Professionalising NGO Security Risk Management
This is a guest blog from Kelsey Hoppe, CEO of Safer Edge.
Humanitarian and development assistance is delivered in some of the world’s most complex and complex environments. The 2018 Aid Worker Security Report, produced annually by Humanitarian Outcomes, reported that 313 aid workers were victims of major attacks and 139 were killed in 2017 alone.1 Ensuring that those delivering aid are safe is one of the most critical links in allowing those suffering from disasters and conflict to receive aid.
Recognising this, most international NGOs have hired security managers and security focal points to better understand the security environments in which they are working and improve security risk management for staff, their teams, as the seek to serve communities. Most of these individuals wear a number of ‘hats’ meaning that they are responsible for security in addition to their jobs as logisticians, administrators, or project managers. The training and resources available to them varies widely across different INGOs.
For several years, there have been calls to professionalise the field of security risk management in the humanitarian sector. Various organisations and associations have been created to answer this call, developing research, training, and courses that humanitarians can use to learn from each other and to develop good practice in their fields.
One of the aims of the International NGO Safety & Security Association (INSSA) is to provide educational and professional development opportunities to NGO staff with safety and security management responsibilities. Feedback from its global membership – now numbering nearly 3,000 people - has indicated that a main constraint for those working in INGO safety and security risk management has been the lack of an independent certification by which they could learn, measure, and evidence their expertise. INGOs wanting to hire safety and security management professionals have had no independent means of verifying the competency of individuals who will be responsible for security decisions.
In response, in 2017, INSSA developed the Security Risk Management Professional (SRMP) Certification, drawing on global expertise to identify good practice in INGO safety and security risk management codified in writing, policies, procedures, approaches, understanding, and frameworks regularly used in INGO security practice. The INSSA certification can be attained at four levels – Country, Regional, Global, and Executive – and provides INGO safety and security management professionals with a way to benchmark their knowledge, and a way for organisations to evaluate the competency in security risk management of those they wish to hire.
INSSA is proud to announce a collaboration with DisasterReady to offer continuing professional development to their certified members.
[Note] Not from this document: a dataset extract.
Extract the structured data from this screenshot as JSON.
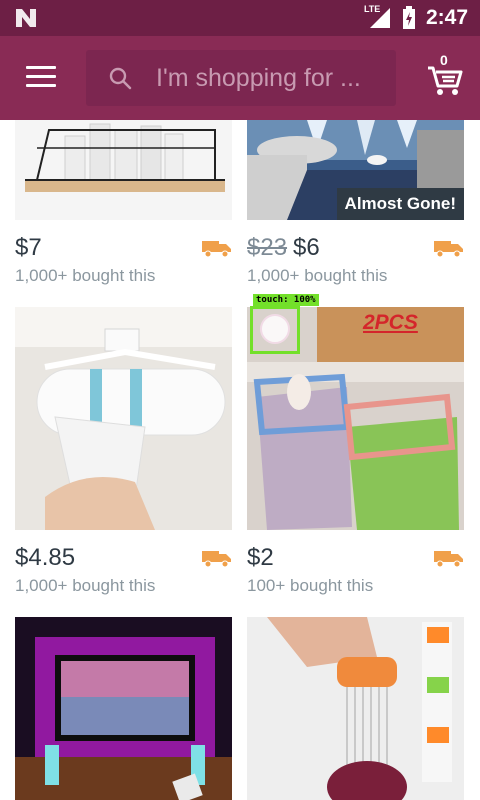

Through a specially developed programme, SRMP certified members can renew their certification by completing credits through DisasterReady. This ongoing education will mean that safety and security professionals will have resources at their fingertips to continue their learning as they progress in their careers and contribute to the overall professionalisation of the humanitarian endeavour.
1. Stoddard, A., Harmer, A. & Czwarno, M. (2018). Aid worker security report: Figures at a glance. Humanitarian Outcomes, 2018.